Examine the data below and state how many lines contain "Login", offering no other words.

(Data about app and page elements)

════════

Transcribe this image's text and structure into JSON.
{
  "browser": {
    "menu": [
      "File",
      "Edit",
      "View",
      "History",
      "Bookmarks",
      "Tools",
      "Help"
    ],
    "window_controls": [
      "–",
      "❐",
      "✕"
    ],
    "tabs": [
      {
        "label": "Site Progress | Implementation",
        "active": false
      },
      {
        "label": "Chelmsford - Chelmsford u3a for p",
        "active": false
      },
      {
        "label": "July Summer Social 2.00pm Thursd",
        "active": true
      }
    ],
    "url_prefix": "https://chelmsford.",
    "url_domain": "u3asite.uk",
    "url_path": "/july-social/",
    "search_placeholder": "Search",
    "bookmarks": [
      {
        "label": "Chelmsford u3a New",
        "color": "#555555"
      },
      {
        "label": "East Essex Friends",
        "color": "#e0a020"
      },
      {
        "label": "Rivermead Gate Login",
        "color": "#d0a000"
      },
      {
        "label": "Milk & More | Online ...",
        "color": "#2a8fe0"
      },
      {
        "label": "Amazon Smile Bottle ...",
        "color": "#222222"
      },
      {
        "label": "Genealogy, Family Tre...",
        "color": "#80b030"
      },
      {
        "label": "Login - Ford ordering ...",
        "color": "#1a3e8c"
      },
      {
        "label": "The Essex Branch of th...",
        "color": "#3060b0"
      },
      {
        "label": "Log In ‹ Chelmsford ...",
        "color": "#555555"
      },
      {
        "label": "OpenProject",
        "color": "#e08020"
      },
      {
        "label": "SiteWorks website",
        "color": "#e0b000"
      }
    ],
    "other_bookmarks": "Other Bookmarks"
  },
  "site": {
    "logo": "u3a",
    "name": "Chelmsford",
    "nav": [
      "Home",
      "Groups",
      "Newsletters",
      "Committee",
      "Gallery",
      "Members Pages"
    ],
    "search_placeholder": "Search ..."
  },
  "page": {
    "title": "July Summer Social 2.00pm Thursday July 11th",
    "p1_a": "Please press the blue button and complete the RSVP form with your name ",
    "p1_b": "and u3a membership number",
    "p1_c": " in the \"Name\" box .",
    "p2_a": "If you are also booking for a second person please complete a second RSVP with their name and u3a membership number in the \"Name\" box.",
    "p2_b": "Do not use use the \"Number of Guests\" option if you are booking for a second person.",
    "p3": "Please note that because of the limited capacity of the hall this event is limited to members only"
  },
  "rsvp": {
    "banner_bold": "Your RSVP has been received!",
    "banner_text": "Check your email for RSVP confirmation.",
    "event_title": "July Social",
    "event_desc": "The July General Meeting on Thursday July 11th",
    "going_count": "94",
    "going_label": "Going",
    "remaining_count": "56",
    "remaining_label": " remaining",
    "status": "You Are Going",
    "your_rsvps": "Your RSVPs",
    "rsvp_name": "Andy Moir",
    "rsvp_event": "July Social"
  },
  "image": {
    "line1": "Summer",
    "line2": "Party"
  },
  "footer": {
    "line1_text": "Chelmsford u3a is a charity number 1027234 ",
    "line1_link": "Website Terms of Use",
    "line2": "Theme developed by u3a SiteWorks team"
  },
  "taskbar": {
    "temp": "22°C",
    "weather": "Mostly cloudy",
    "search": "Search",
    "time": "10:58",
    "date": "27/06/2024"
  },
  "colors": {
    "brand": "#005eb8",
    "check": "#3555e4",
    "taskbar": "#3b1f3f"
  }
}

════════

• **Written response**: 2